French drugmaker Sanofi and partner Sobi announced this week that the U.S. FDA has approved its long-lasting hemophilia A treatment, Altuviiio.
The drug, which was granted priority review last summer, was jointly developed by Sanofi and Sweden-based Sobi, an international rare disease biopharma.
Altuviiio, previously referred to as efanesoctocog alfa, is a first-in-class therapeutic that provides high-sustained factor III replacement designed to extend protection from bleeds with once-weekly dosing for hemophilia A patients of all ages. The drug’s mechanism has been shown to break through the von Willebrand factor ceiling, a blood disorder that causes half-life limitation on other factor VII therapies.
The agency’s approval hinged on data from the XTEND-1 phase 3 studies, in which the drug provided superior bleeding prevention to restudy prophylaxis, and a normal to near normal factor VIII activity, as well as general improvements in patient’s pain and joint health.

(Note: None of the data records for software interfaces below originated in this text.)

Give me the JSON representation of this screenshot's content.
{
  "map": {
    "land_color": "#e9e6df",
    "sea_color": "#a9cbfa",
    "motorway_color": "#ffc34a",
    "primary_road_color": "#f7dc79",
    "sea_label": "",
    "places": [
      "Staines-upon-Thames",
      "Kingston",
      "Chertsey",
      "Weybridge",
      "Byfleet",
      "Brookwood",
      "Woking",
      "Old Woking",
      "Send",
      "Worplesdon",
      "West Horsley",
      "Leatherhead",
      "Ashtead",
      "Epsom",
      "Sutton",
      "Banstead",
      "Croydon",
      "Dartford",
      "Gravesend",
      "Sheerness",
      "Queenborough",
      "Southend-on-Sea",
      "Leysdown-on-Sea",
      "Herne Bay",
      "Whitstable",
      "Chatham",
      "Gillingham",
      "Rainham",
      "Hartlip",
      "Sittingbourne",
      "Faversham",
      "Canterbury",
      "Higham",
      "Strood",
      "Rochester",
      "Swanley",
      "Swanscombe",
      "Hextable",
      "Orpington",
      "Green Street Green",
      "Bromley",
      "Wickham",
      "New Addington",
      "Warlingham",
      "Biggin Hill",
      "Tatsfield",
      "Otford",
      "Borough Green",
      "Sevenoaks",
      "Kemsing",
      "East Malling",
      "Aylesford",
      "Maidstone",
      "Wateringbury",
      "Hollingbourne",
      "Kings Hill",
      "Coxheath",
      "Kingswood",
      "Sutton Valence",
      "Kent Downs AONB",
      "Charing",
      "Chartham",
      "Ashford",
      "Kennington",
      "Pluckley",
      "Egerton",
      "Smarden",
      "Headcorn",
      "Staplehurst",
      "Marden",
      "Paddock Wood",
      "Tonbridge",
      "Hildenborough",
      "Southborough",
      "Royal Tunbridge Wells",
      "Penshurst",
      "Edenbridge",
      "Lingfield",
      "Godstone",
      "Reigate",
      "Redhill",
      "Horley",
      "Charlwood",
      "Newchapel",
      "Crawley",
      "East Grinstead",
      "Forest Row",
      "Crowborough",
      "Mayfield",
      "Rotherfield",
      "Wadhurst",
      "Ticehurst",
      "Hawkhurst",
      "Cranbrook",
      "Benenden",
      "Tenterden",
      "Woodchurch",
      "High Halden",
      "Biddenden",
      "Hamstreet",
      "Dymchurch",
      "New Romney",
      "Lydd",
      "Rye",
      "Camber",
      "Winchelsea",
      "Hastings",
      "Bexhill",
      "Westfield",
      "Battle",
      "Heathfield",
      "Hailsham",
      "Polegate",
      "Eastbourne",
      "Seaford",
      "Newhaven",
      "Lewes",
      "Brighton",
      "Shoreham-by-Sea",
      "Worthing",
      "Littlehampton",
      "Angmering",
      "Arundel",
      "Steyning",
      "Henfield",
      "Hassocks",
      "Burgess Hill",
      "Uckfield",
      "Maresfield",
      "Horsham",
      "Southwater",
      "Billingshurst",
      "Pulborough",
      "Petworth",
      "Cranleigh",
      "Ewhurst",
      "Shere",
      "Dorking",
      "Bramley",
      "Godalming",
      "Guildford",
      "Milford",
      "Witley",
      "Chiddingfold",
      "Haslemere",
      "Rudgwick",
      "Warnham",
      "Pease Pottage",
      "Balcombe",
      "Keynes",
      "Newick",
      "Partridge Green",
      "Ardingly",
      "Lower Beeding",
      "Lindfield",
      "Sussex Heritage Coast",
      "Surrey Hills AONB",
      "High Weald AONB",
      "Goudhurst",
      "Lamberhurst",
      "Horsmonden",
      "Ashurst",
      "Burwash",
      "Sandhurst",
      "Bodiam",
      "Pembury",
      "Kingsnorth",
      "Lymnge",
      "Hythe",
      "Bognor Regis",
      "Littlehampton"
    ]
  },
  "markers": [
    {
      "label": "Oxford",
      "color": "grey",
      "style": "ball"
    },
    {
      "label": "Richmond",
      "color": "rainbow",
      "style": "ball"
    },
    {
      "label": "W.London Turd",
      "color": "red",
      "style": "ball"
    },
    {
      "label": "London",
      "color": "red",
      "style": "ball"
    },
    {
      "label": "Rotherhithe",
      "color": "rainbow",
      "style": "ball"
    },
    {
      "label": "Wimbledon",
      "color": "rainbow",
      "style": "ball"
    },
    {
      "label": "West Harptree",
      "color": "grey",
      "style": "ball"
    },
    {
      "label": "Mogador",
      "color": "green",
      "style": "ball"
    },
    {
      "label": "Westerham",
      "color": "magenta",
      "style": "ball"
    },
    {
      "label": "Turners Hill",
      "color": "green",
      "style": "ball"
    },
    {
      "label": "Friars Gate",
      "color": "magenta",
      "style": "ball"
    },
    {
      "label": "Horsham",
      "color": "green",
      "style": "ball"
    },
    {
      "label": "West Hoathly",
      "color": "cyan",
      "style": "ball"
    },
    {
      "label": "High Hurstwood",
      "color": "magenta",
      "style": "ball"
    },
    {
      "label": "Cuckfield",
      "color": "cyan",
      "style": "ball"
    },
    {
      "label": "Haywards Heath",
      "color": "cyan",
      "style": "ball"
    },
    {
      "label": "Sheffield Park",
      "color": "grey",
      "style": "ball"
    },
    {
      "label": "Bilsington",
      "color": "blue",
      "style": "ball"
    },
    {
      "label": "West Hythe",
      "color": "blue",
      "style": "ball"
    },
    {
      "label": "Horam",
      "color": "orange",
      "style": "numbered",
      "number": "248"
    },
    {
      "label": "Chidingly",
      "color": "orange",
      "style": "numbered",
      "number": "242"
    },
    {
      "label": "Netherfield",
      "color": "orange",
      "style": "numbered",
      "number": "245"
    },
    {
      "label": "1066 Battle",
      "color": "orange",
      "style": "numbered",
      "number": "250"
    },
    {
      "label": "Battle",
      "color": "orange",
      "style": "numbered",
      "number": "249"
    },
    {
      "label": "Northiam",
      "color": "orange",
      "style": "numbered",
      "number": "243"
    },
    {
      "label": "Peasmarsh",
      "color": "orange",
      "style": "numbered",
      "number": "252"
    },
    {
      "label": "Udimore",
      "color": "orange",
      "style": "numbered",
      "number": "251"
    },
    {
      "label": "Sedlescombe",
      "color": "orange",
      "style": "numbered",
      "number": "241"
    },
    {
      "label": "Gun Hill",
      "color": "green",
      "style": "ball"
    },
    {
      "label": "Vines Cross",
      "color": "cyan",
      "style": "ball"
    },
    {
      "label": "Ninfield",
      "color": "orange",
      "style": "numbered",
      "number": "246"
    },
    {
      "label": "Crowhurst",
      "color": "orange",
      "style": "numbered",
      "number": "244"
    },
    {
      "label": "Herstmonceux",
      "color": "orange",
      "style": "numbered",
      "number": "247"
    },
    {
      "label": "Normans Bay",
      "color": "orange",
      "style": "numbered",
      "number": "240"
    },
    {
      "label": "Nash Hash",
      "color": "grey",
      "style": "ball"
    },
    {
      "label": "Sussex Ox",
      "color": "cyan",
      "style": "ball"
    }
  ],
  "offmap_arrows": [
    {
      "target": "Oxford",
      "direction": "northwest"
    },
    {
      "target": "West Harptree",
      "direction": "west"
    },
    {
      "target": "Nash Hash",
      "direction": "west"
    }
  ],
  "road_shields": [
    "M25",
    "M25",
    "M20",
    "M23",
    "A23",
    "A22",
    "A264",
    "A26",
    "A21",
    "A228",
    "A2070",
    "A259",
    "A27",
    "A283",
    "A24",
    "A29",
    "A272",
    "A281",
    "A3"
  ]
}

Sanofi has development and commercialization rights in North America and all other regions in the world excluding Sobi territory.